Exploring the Best Local Artist Collectives in Baltimore, MD

If you're looking for a unique and creative experience in Baltimore, MD, you won't want to miss out on the city's vibrant art scene. From galleries and performance spaces to artist-led art fairs and residencies, there's something for everyone. The Hamilton Art Gallery is a great place to start. Founded by artists, it hosts monthly exhibitions that explore a range of topics from the environment and human relationships to race and architecture.

Ebstein and Adelsberger have been instrumental in Baltimore's emergence as part of the “art world”, advancing their own careers while also promoting Baltimore artists to a wider audience. MONO Practice is another great spot for art lovers. It's one of those “unique” places in Baltimore that will make you fall back in love with the city's wild potential. The ICA is also worth checking out; they recently opened a collaboration with Pigment Sauvage artistic residencies to showcase the results of a cultural exchange between artists from Montreal and Baltimore. The Hot Sauce Artists Collective is like a food truck for art – instead of people coming to see the art, they take it to people.

The Baltimore Artists Union is another great resource; they rent affordable studio space at The Labs and organize weekly art-based workshops and events. Terrault is an artist-run gallery located above Maryland Art Place that showcases modern, interactive installations. The Charles Theater car park is home to an annual artist-led Art Fair during Artscape. Last August, Hot Sauce presented two artists from Brazil at their temporary exhibitions in the Bromo Art District, mixing their works with local art. And don't forget about Neighborhood Lights at Light City – it will feature a retrospective of alternative artistic aesthetics from performance collectives representing the Bromo Art District. Since the closure of Bell Foundry, a handmade art space that Baltimore housing authorities closed in December, groups like SpaceCamp have been engaging in difficult conversations about the city and its art spaces.

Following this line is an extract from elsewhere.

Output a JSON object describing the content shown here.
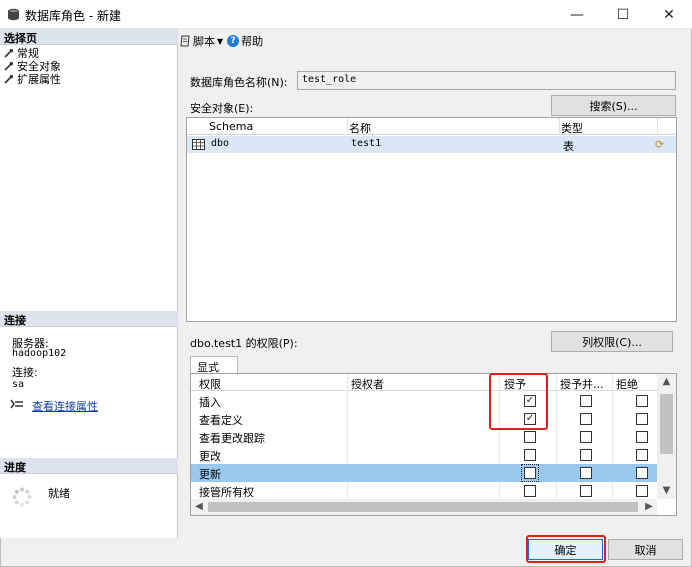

But despite these challenges, Baltimore's wonderful and strange art scene continues to thrive.